I Have No Clue

I Have No Clue

You could barely make out the crab trap floats as we skimmed across the water, and the rising sun was just starting to turn the eastern sky that beautiful shade of orange and purple before peaking its head above the horizon. We were headed back to where we had found fish the previous afternoon, and I was following the track on the GPS that we had laid out on our way in after a great afternoon of fishing.

We had high-fived each other when we woke up to a heavy dew and no wind at all, and to say that our anticipation was high would be putting it mildly. We were almost drooling at what we knew would be the perfect topwater morning.

I shut the motor down about 200 yards short of the end of the GPS track so that we could wade in to the guts where the fish had been holding the day before. Rafts of mullet were milling about, and there was nervous water all around us.

I watched my son cast in front of a large pod of mullet as I finished tying on a favorite floater. After ten casts or so apiece we were looking at each other with that Whats up? look. Sterling stuck with his topwater, but I switched over to a soft plastic on an 1/8 ounce lead head. After about 20 casts, fanned all about the area, our expressions echoed our thoughts the fish just weren't there.

The moon was quite visible now above the eastern horizon and a steady five mph breeze was coming from the southeast. The current wouldn't sweep you off your feet, but the tide was definitely coming in. We had bait all around us, yet none was being chomped by snaggle-toothed predators with yellow mouths.

I really didn't have a clue. We changed baits, we changed colors, we changed our retrieves; I'm sure that I saw Sterling spit on one of his baits, and I uttered more than one prayer to Deity but nothing changed the fact that the fish, if any were there, simply were not interested.

Not interested... yet.

We waded back to the boat, had a cold drink and some Prasek jerky while discussing what our next move should be. Sterling thought we should stay where we were, and I was of a mind to make a move in hopes of changing our luck. We talked for about fifteen minutes or so and then someone flipped a switch.

About fifty yards or so off our port bow, bait began exploding, and within minutes there were audible surface bursts and slicks popping all around us. We eased away from the boat toward the closest gut and while the lure on my line was a last ditch idea only thirty minutes earlier, my first cast resulted in that solid thump that we all like to feel through our fishing rods. Sterling was bowed up as well, and for over an hour we steadily caught fish.

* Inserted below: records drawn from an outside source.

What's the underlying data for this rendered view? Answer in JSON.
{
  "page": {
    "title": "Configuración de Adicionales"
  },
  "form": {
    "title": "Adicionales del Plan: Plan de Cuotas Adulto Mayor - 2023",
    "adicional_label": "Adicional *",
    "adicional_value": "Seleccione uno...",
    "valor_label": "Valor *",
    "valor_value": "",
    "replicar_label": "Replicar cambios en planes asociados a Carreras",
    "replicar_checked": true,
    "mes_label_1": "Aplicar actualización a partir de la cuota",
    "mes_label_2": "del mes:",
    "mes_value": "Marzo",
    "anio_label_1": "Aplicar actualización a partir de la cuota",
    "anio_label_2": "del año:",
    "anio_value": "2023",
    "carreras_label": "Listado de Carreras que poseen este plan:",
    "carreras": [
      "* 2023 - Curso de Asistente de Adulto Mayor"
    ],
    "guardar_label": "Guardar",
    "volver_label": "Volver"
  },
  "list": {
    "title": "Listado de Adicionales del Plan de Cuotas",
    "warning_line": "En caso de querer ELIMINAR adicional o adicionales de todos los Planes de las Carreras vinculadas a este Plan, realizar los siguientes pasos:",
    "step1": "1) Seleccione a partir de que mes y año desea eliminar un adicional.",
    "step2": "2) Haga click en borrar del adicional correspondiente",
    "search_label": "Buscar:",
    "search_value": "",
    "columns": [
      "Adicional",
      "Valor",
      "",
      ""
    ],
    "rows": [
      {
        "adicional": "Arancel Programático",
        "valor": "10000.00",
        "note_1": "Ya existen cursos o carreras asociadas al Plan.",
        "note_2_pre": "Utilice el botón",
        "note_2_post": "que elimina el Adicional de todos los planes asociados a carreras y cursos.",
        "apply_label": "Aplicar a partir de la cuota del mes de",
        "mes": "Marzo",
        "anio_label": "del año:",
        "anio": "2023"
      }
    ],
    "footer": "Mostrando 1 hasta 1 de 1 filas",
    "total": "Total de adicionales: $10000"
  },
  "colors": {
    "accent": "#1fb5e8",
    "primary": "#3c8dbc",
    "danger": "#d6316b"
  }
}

In the Lower Laguna where we were fishing, the daily bag limit is five trout per person per day, and those five went on the stringer in literally a matter of minutes. We continued catching and releasing for about an hour or so until whoever had flipped the switch on got up and flipped it back off. Just like that it was over. We kept casting for probably another half hour but to no avail; it was a done deal, and we knew it.

We talked about that morning for a long time. The way it seemed we had everything in place yet nothing happened for a couple of hours, then everything happened at once. Why? I have no idea– none, zip, nada. I've played that morning over in my mind a hundred times and still have no clue. I've asked others about it as well and have gotten more than a few opinions: the fish weren't hungry, the moon was not lined up properly with Mars, we were not holding our mouths right, we needed more wind, and my favorite, the fish decided on brunch instead of lunch.

How about it you guys and girls? Ever had perfect conditions and the fish not cooperate, not even one single fish then all of a sudden its on like Donkey Kong? Did you dwell on it or just figure that was how it was and were just glad that the fish finally decided to give you some action? Not curious at all as to why they behaved the way that they did?

I guess that what is bugging me is that I don't know why the fish acted and reacted the way they did. That could be some sort of million dollar question; after all Mike McBride once said that he pitied anyone who tried to figure out why something with a brain the size of a pea does anything.

So the conditions were right. The wind, the water movement, the bait, the moon, the barometer; everything was in place that is conducive to catching fish according to all of the fishing shows that I've watched and the articles and books that I have read about fishing.

Maybe the fish don't watch the same television shows or read the same magazines and books that I do.

Keep trying to figure them out.

Be Safe.